- PROBLEM DESCRIPTION
Scan the entries below and extract each line with the word "Coupes" in it.

- Data entries

------------------------------------------------------------

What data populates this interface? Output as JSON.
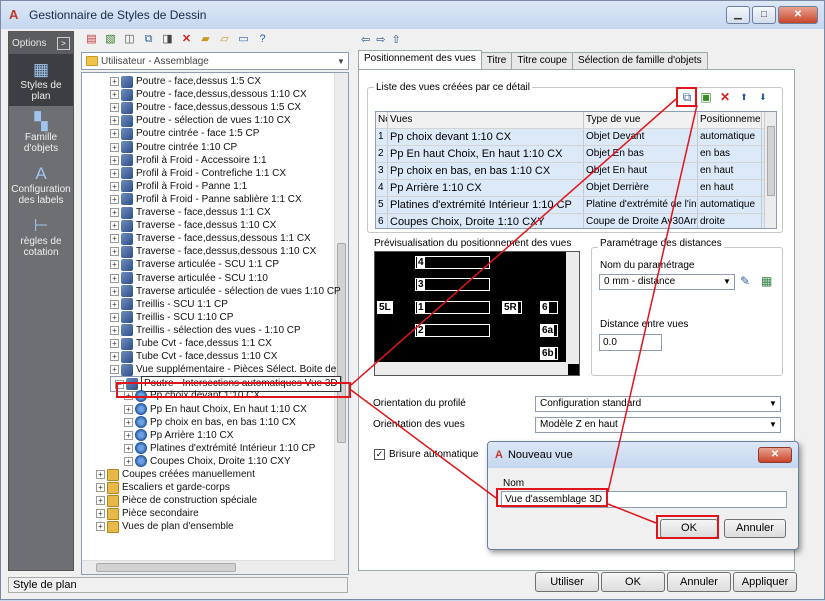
{
  "window": {
    "title": "Gestionnaire de Styles de Dessin",
    "minimize": "▁",
    "maximize": "□",
    "close": "✕"
  },
  "left_panel": {
    "options_label": "Options",
    "pin": ">",
    "items": [
      {
        "label": "Styles de plan",
        "icon": "styles-icon"
      },
      {
        "label": "Famille d'objets",
        "icon": "family-icon"
      },
      {
        "label": "Configuration des labels",
        "icon": "labels-icon"
      },
      {
        "label": "règles de cotation",
        "icon": "dimension-icon"
      }
    ]
  },
  "tree_toolbar": {
    "icons": [
      "new-style-icon",
      "copy-icon",
      "paste-icon",
      "duplicate-icon",
      "link-icon",
      "delete-icon",
      "import-icon",
      "export-icon",
      "display-icon",
      "help-icon"
    ]
  },
  "combo": {
    "value": "Utilisateur - Assemblage"
  },
  "tree": {
    "rows": [
      {
        "label": "Poutre - face,dessus 1:5 CX"
      },
      {
        "label": "Poutre - face,dessus,dessous 1:10 CX"
      },
      {
        "label": "Poutre - face,dessus,dessous 1:5 CX"
      },
      {
        "label": "Poutre - sélection de vues 1:10 CX"
      },
      {
        "label": "Poutre cintrée - face 1:5 CP"
      },
      {
        "label": "Poutre cintrée 1:10 CP"
      },
      {
        "label": "Profil à Froid - Accessoire 1:1"
      },
      {
        "label": "Profil à Froid - Contrefiche 1:1 CX"
      },
      {
        "label": "Profil à Froid - Panne 1:1"
      },
      {
        "label": "Profil à Froid - Panne sablière 1:1 CX"
      },
      {
        "label": "Traverse - face,dessus 1:1 CX"
      },
      {
        "label": "Traverse - face,dessus 1:10 CX"
      },
      {
        "label": "Traverse - face,dessus,dessous 1:1 CX"
      },
      {
        "label": "Traverse - face,dessus,dessous 1:10 CX"
      },
      {
        "label": "Traverse articulée - SCU 1:1 CP"
      },
      {
        "label": "Traverse articulée - SCU 1:10"
      },
      {
        "label": "Traverse articulée - sélection de vues 1:10 CP"
      },
      {
        "label": "Treillis - SCU 1:1 CP"
      },
      {
        "label": "Treillis - SCU 1:10 CP"
      },
      {
        "label": "Treillis - sélection des vues - 1:10 CP"
      },
      {
        "label": "Tube Cvt - face,dessus 1:1 CX"
      },
      {
        "label": "Tube Cvt - face,dessus 1:10 CX"
      },
      {
        "label": "Vue supplémentaire - Pièces Sélect. Boite de"
      },
      {
        "label": "Poutre - Intersections automatiques Vue 3D"
      }
    ],
    "children": [
      {
        "label": "Pp choix devant 1:10 CX"
      },
      {
        "label": "Pp En haut Choix, En haut 1:10 CX"
      },
      {
        "label": "Pp choix en bas, en bas 1:10 CX"
      },
      {
        "label": "Pp Arrière 1:10 CX"
      },
      {
        "label": "Platines d'extrémité Intérieur 1:10 CP"
      },
      {
        "label": "Coupes Choix, Droite 1:10 CXY"
      }
    ],
    "folders": [
      {
        "label": "Coupes créées manuellement"
      },
      {
        "label": "Escaliers et garde-corps"
      },
      {
        "label": "Pièce de construction spéciale"
      },
      {
        "label": "Pièce secondaire"
      },
      {
        "label": "Vues de plan d'ensemble"
      }
    ]
  },
  "nav": {
    "back": "⇦",
    "forward": "⇨",
    "up": "⇧"
  },
  "tabs": [
    {
      "label": "Positionnement des vues"
    },
    {
      "label": "Titre"
    },
    {
      "label": "Titre coupe"
    },
    {
      "label": "Sélection de famille d'objets"
    }
  ],
  "views_group": {
    "label": "Liste des vues créées par ce détail",
    "tools": [
      {
        "icon": "copy-view-icon",
        "glyph": "⧉"
      },
      {
        "icon": "add-view-icon",
        "glyph": "▣"
      },
      {
        "icon": "delete-view-icon",
        "glyph": "✕"
      },
      {
        "icon": "move-up-icon",
        "glyph": "⬆"
      },
      {
        "icon": "move-down-icon",
        "glyph": "⬇"
      }
    ],
    "columns": [
      "No",
      "Vues",
      "Type de vue",
      "Positionneme"
    ],
    "rows": [
      [
        "1",
        "Pp choix devant 1:10 CX",
        "Objet Devant",
        "automatique"
      ],
      [
        "2",
        "Pp En haut Choix, En haut 1:10 CX",
        "Objet En bas",
        "en bas"
      ],
      [
        "3",
        "Pp choix en bas, en bas 1:10 CX",
        "Objet En haut",
        "en haut"
      ],
      [
        "4",
        "Pp Arrière 1:10 CX",
        "Objet Derrière",
        "en haut"
      ],
      [
        "5",
        "Platines d'extrémité Intérieur 1:10 CP",
        "Platine d'extrémité de l'in",
        "automatique"
      ],
      [
        "6",
        "Coupes Choix, Droite 1:10 CXY",
        "Coupe de Droite Av30Arr",
        "droite"
      ]
    ]
  },
  "preview": {
    "label": "Prévisualisation du positionnement des vues",
    "labels": [
      "4",
      "3",
      "5L",
      "1",
      "5R",
      "6",
      "2",
      "6a",
      "6b"
    ]
  },
  "distances": {
    "label": "Paramétrage des distances",
    "name_label": "Nom du paramétrage",
    "name_value": "0 mm - distance",
    "between_label": "Distance entre vues",
    "between_value": "0.0"
  },
  "profile": {
    "label": "Orientation du profilé",
    "value": "Configuration standard"
  },
  "views_orient": {
    "label": "Orientation des vues",
    "value": "Modèle Z en haut"
  },
  "auto_break": {
    "label": "Brisure automatique",
    "checked": "✓"
  },
  "buttons": {
    "use": "Utiliser",
    "ok": "OK",
    "cancel": "Annuler",
    "apply": "Appliquer"
  },
  "status": {
    "text": "Style de plan"
  },
  "dialog": {
    "title": "Nouveau vue",
    "name_label": "Nom",
    "name_value": "Vue d'assemblage 3D",
    "ok": "OK",
    "cancel": "Annuler",
    "close": "✕"
  }
}
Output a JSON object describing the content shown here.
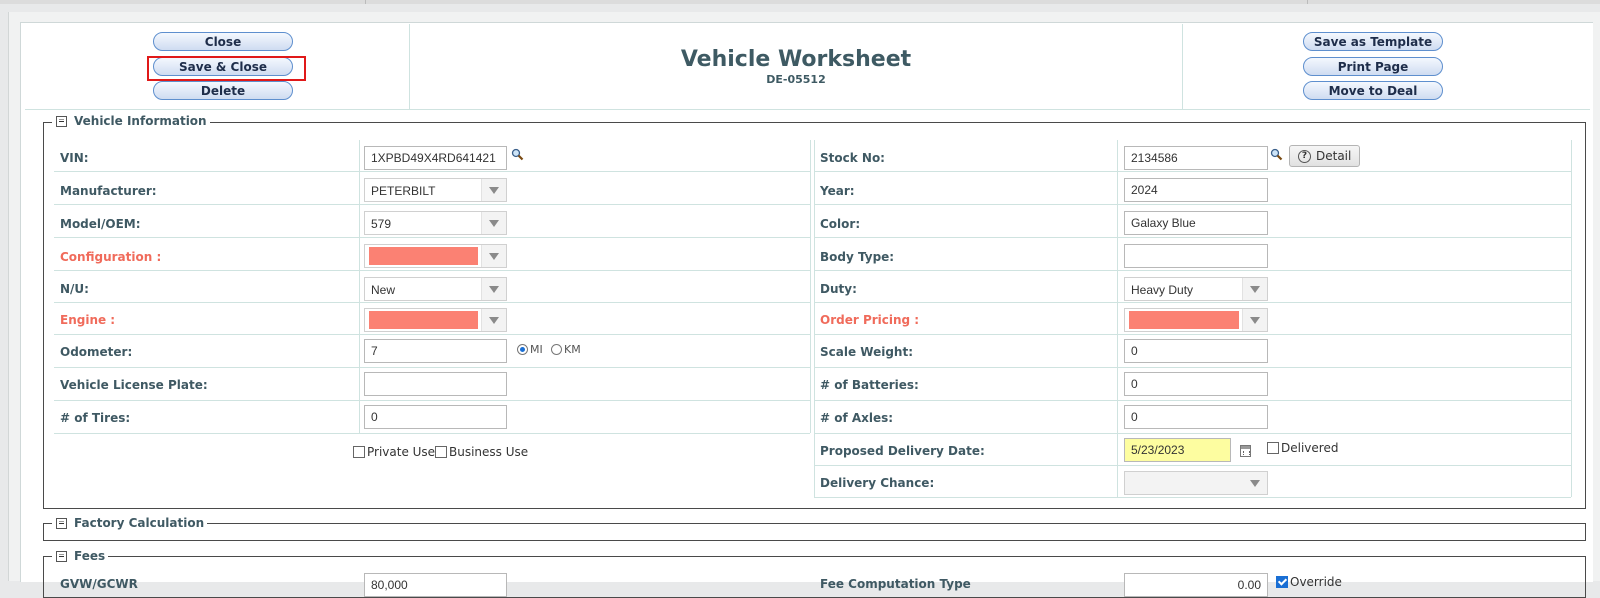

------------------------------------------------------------

- RESULT OF THIS TASK
        "label": "Coupes Choix, Droite 1:10 CXY"
        "label": "Coupes créées manuellement"
        "Coupes Choix, Droite 1:10 CXY",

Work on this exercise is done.